Director Linda St. Francis is no stranger to the 7th Grade play. “I moved to Carlisle in 2007, when my oldest daughter was in 7th grade and helped out backstage with Willy Wonka. In 2012, I helped produce and was stage manager for my younger daughter’s play, Bye Bye Birdie. From then on I was hooked! The next year I stage managed the show, even though I had no student in that class! After that I decided I wanted to try my hand at directing, and fortunately the Class of 2014 gave me a shot directing High School Musical. This will be my 7th show as director.”
There are many challenges to face when directing a large group of students and parents, many of whom have little or no theater experience. Linda said, “Stage directing the 7th Grade play is a unique job. Every year is like starting a new theater company. New producers, new set designer, new costume designer, new everything! My initial role is to mentor the producers and chiefs and then let them run with it. I am fortunate to have Kendra Thyne (Choreographer and Assistant Stage Director) and Amanda Hammond-Kern (Music Director) again on the creative team. The 7thGrade play is not a drama club. Most of the students are not natural performers and many of them need help finding and bringing out their ‘inner performer.’ It can be a challenge, but when it happens, it’s a joyous thing!”
Parent Volunteers Make it Happen
Traditionally, the annual 7th grade play is a completely volunteer-run production, led by a team of parent producers who hire a creative staff to lead the artistic direction while volunteers manage the rest. This year’s producers are Kim Boschi, Marsha Cervantez, Catherine Fink, and Jennifer Rowland.
Jennifer is, “loving it all! It has been exciting to be behind the scenes and see how much these kids have already achieved since the first week of rehearsals in January. I have seen so many accomplishments and growth every single day.”
At rehearsal last week, Catherine noted that she was eager to get involved with this year’s play. She was a co-producer herself in 2017 so is familiar with how many volunteer hours go into a production. Catherine said, “In addition to all the positives that the students get from their participation,the parent bonding that happens over the course of the show is also special. In this day when there are so many working parents, it has been great to connect with other parents, many of whom I have hardly seen since kindergarten.”
Jennifer noted that it has been difficult to find volunteers, and more are always welcome. “We always need parents to assist as chaperones during rehearsal,” she said. “With so many moving parts, chaperones truly help keep the flow of rehearsal moving.
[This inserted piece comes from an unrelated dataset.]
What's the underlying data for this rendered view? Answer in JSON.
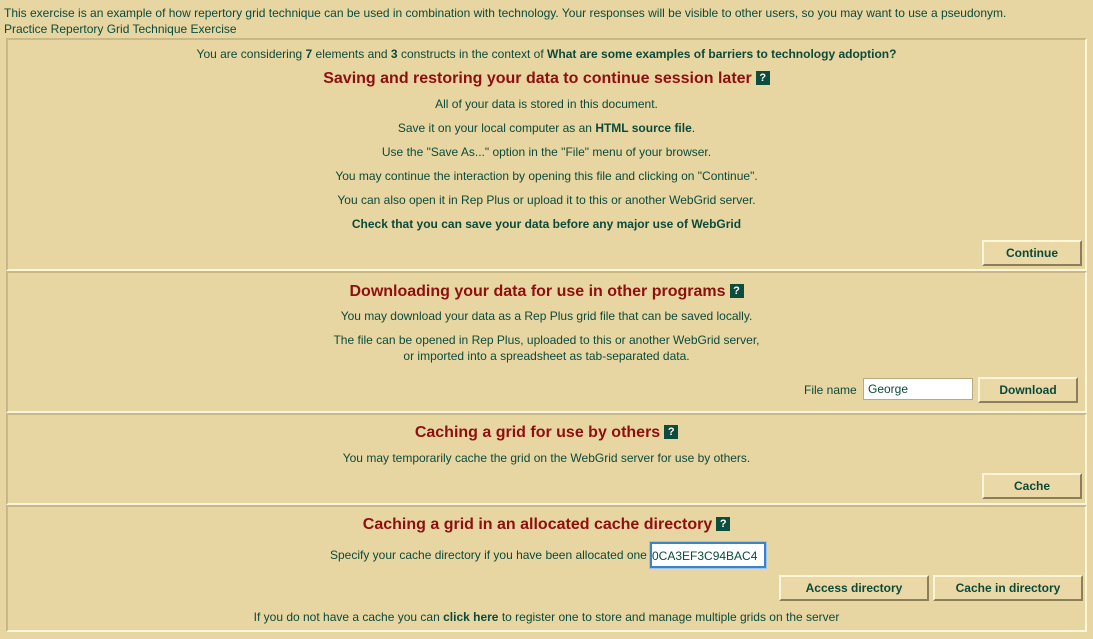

It’s also a great opportunity to get a sneak peek at the show!”
Many parents have generously contributed time to design and build sets, props and create the over 100 different costumes used in the production. More parents help with hair and makeup, lights, sound, tickets, front of house, photography, lobby display, cast and crew party, publicity, advertising, t-shirts and videos. Parents also assist backstage during the shows to make sure microphones are in place, entrances are on time and set and prop pieces are all in position. “The backstage parents and I often dance and lip synch in the wings during the big numbers,” quips Linda. “We silently fist pump at every laugh and lusty applause the audience gives, and high five when the cast and crew have perfectly executed a very difficult scene. We are a pretty comical sight to see!”
While you may not be able to see what’s happening backstage, you will not want to miss this production of Disney’s Beauty and the Beast, Jr.
Thursday, March 19 at 4:00pm, Friday, March 20 and Saturday, March 21 at 7:00pm. Corey Auditorium, Carlisle Public Schools. Tickets are $10 and are available at ticketstage.com, at Ferns Country Store, and from all Carlisle 7th grade students.